JP Morgan falls to loss on huge litigation bills

Tim Wallace
Follow Tim
JP MORGAN made a loss in the last three months after crushing fines and bills to settle legal claims, the investment bank said yesterday.

Legal bills came to $9.2bn (£5.6bn) in its corporate arm, causing the bank to lose $380m in the third quarter of its financial year, down from a profit of $5.7bn in the same period of 2012.

The bank’s legal woes include last week’s agreement to pay $2.6bn to settle government and private suits over its involvement in the Madoff scandal.

Revenues fell eight per cent to $23.1bn in the three-month period.

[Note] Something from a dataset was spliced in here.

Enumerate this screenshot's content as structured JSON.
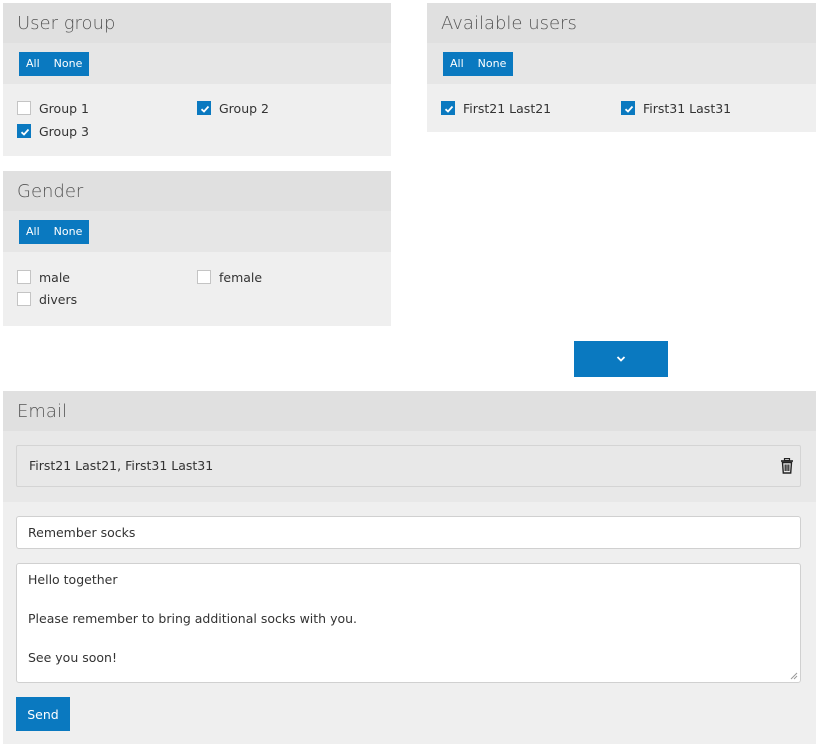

Consumer and community banking revenues tumbled 13 per cent on the year to $11.1bn, in part due to falling mortgage fees.

However, the business unit still saw profits rise 15 per cent to $2.7bn as its provisions for credit losses fell.

Revenues also fell two per cent in corporate and investment banking to $8.2bn. Markets and investor services revenue fell four per cent to $5.3bn and fixed income markets revenues dipped eight per cent to $3.4bn.

Other areas recorded growth – equities revenues jumped 20 per cent to $1.2bn.

The bank’s return on equity fell to minus one per cent in the quarter, from 12 per cent a year earlier.

It cut some costs by reducing headcount by 4,103 to 255,041 staff, and reduced compensation.

The bank’s shares fell by 1.4 per cent on the day.


■ JP Morgan made a loss of $380m in the third quarter of its financial year.

■ It would have made a profit if not for legal bills and provisions which combined to cost $9.2bn.

■ The bank said its underlying profits, stripping out those legal bills, came to $5.8bn for the quarter.

■ The loss had an impact on pay as the bank cut its costs a little.

■ The average employee at the bank earned $287,200, down from $289,500 a year earlier.

■ It also cut headcount by more than 4,000 and now employs a total of 255,041 staff.

■ Those changes helped bring down overall compensation payments by two per cent to $7.3bn.

■ As a result the bank’s compensation ratio now stands at 27 per cent, down from 32 per cent a year ago.

■ JP Morgan’s return on equity plunged to minus one per cent in the quarter from 12 per cent a year ago.

■ For the year so far its return on equity stands at eight per cent, down from 11 per cent in the same period of 2012.

■ The bank estimates its Basel I tier one common capital ratio at 10.5 per cent, up from 10.4 per cent a year ago. On a Basel III basis it estimates 9.5 per cent.